February 9, 2024

Speaker: Carolyn Uhler, PhD, Massachusetts Institute of Technology

Title: Multimodal Data Integration: From Biomarkers to Mechanisms



Poster: 0209-Uhler-poster-2

Abstract: An exciting opportunity at the intersection of the biomedical sciences and machine learning stems from the growing availability of large-scale multi-modal data (imaging-based and sequencing-based, observational and perturbational, at the single-cell level, tissue-level, and organism-level). Traditional representation learning methods, although often highly successful in predictive tasks, do not generally elucidate underlying causal mechanisms. I will present initial ideas towards building a statistical and computational framework for causal representation learning and its applications towards identifying novel disease biomarkers as well as inferring gene regulation in different disease contexts.

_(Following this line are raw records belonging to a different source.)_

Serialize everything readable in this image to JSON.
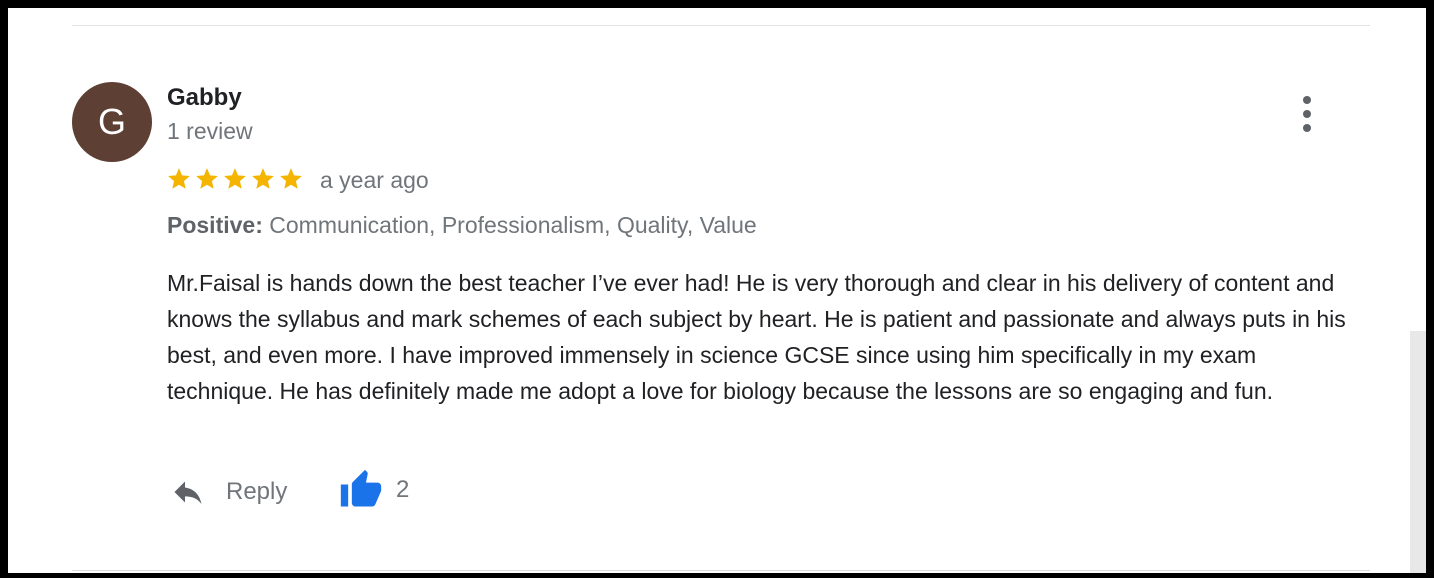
{
  "review": {
    "author": {
      "initial": "G",
      "name": "Gabby",
      "review_count": "1 review",
      "avatar_color": "#5d3f33"
    },
    "rating": 5,
    "date": "a year ago",
    "attributes": {
      "label": "Positive:",
      "values": "Communication, Professionalism, Quality, Value"
    },
    "text": "Mr.Faisal is hands down the best teacher I’ve ever had! He is very thorough and clear in his delivery of content and knows the syllabus and mark schemes of each subject by heart. He is patient and passionate and always puts in his best, and even more. I have improved immensely in science GCSE since using him specifically in my exam technique. He has definitely made me adopt a love for biology because the lessons are so engaging and fun.",
    "actions": {
      "reply_label": "Reply",
      "reply_icon": "reply-arrow-icon",
      "like_icon": "thumbs-up-icon",
      "like_count": "2"
    },
    "menu_icon": "more-vertical-icon"
  },
  "colors": {
    "star": "#f4b400",
    "like_blue": "#1a73e8",
    "secondary_text": "#70757a",
    "primary_text": "#202124"
  }
}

Friday, February 16, 2024

Speaker: Haohan Wang, Assistant Professor, School of Information Science, UIUC

Title: Advancing Precision Medicine: Tailored Genomic Insights and AI-Driven Automation in Complex Disease Research.


Poster: 0216-Wang-poster.docx

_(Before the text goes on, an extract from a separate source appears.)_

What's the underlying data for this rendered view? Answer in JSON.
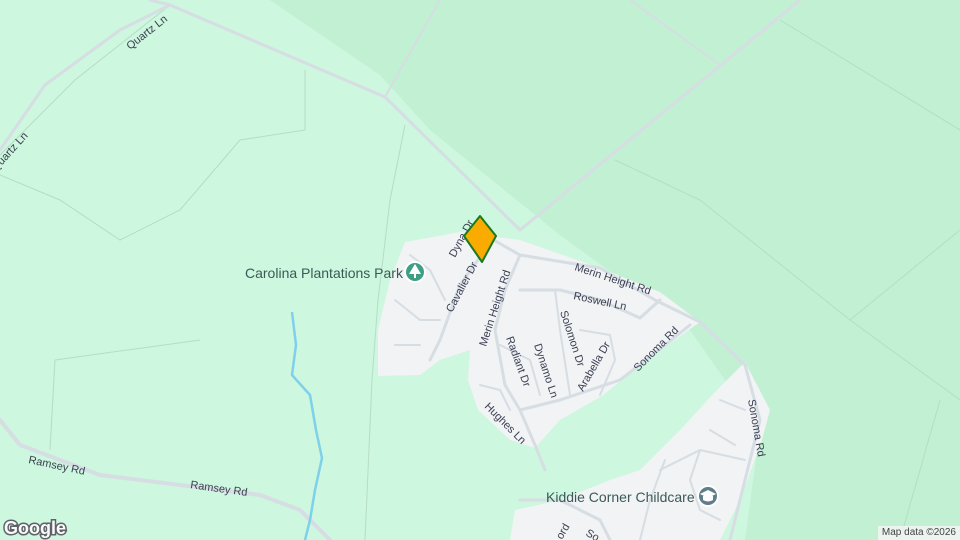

Abstract: Understanding the genetic basis of complex human disorders is crucial in the realm of medical research, particularly in the context of precision medicine. Complex diseases such as Alzheimer’s and various forms of cancer exhibit significant genetic heterogeneity, posing challenges in diagnosis and treatment. This talk will focus on two cutting-edge research projects that integrate genomics and machine learning, driving forward the field of precision medicine. The first part of the presentation introduces the Heteroscedastic Personalized Regression (Het-PR) model, a new approach in genomic analysis for Alzheimer’s disease. Het-PR diverges from conventional models by emphasizing personalized treatment trajectories based on individual genetic factors. This model is adept at pinpointing unique genetic mutations and influential genetic factors in patients, which traditional models often miss due to their generalized approach. Demonstrated to be more effective in both simulation and real-world scenarios, Het-PR enhances the capability to devise personalized treatment plans for Alzheimer’s patients, taking into account their individual genetic backgrounds. In the second part, the focus shifts to the Team of AI-made Scientists (TAIS), an innovative initiative using Large Language Models (LLMs) to automate the scientific discovery process in disease research. TAIS signifies a paradigm shift in genomic analysis, moving from traditional, labor-intensive methods to a more automated, efficient, and scalable model. This AI-driven team simulates various roles typically found in research teams, working collaboratively to autonomously perform complex tasks like data analysis and gene identification. The application of TAIS in identifying genes predictive of disease status exemplifies its potential to markedly accelerate the pace of discovery in medical genomics.


February 23, 2024

Speaker: Tim Millers, Boston Children’s Hospital and Harvard Medical School

Title: Bringing Biomedical NLP into the Large Language Model Era

Zoom:  https://uwmadison.zoom,us/j/95515534304

Poster: 0223-Miller-poster.docx

Abstract: Biomedical NLP aims to make it easier to extract important information from unstructured texts like electronic health records, biomedical journal articles, regulatory documents, etc, and to use this information to improve our lives. In this talk, we will describe recent work in this area from Dr. Miller’s lab, and connect it to bigger questions facing the field of biomedical NLP with the emergence of powerful class of models known as large language models (LLMs). How important is dataset creation? Will NLP experts and subject matter experts need each other anymore? Will LLMs still suffer from out-of-domain performance loss as supervised models?

March 1 – Chaowei Ziao, UW-Madison – Cancelled

March 8 – Dave Zhao, University of Illinois Urbana-Champaign